An important question before the High Court was — whether the agreement was hit by the provisions of Section 23 of the Contract Act, 1872?

D.V. Chavan, Advocate appearing for the appellant urged that the partner of the respondent firm who appeared in the arbitration proceeding was a qualified advocate, and thus he was precluded from seeking remuneration on the basis of the outcome of the proceedings in which he represented the appellant. Per contra, Yash Maheshwari, Advocate representing the respondent submitted that the partner concerned of the respondent firm was not a registered advocate under the Advocates Act, 1961.

The Court discussed the decision of ‘G’, a Senior Advocate of the Supreme Court, In re, AIR 1954 SC 557 and noted that in Paragraph 11 of that case, the Supreme Court observed that there was nothing morally wrong, nothing to shock the conscience, nothing against public policy and public morals in such a transaction “per se” when a legal practitioner is not concerned. Also, such agreements are legally enforceable when entered into between third parties.

Noting that the “aforesaid observations” though in the passing are in the nature of obiter dicta and hence binding on this Court.”, the High Court observed, “The aforesaid observations are clear that with regard to such an agreement in which a legal practitioner is not involved, the same would be legally enforceable. It is thus clear that an agreement of the aforesaid nature if entered into by an Advocate would be against public policy and the same may not be so when third parties are involved.”

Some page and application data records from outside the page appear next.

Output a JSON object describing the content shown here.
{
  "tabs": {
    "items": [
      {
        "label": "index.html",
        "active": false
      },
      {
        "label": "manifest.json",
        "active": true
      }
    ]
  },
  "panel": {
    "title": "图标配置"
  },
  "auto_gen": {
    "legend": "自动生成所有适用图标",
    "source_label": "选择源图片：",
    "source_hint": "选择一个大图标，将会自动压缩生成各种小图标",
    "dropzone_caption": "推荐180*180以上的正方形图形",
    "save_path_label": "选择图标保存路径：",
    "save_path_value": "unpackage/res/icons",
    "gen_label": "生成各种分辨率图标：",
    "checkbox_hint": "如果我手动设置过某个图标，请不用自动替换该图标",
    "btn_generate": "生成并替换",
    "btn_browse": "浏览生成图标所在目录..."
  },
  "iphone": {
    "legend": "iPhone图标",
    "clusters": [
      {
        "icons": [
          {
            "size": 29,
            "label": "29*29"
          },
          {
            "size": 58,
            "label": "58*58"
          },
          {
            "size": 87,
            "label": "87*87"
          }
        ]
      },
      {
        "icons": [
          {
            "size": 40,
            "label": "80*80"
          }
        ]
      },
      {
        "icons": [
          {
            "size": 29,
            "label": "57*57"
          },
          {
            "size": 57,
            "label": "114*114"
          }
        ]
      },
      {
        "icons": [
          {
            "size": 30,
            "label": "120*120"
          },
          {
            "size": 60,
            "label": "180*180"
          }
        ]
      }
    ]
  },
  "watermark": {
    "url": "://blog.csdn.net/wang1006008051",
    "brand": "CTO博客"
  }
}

As per the Court, there was no evidence to indicate that the partner of the respondent firm acted as an “Advocate while representing the appellant; in fact, he represented them only as their counsel, and the representation before the arbitrator could not be said to be a representation before the Court. It was held: “Mere fact that the said partner happened to be a law graduate by itself would not be sufficient to conclude that the agreement entered into by him for being entitled to remuneration based on the outcome of the arbitration proceedings would render that agreement contrary and opposed to public policy and hence void under Section 23 of the Act of 1872.”

On such view of the matter, along with the decision on other points which also went against the appellant, the Court dismissed the present appeal and confirmed the decree passed by the trial court. [Jayaswal Ashoka Infrastructure (P) Ltd. v. Pansare Lawad Sallagar, 2019 SCC OnLine Bom 578, decided on 07-03-2019]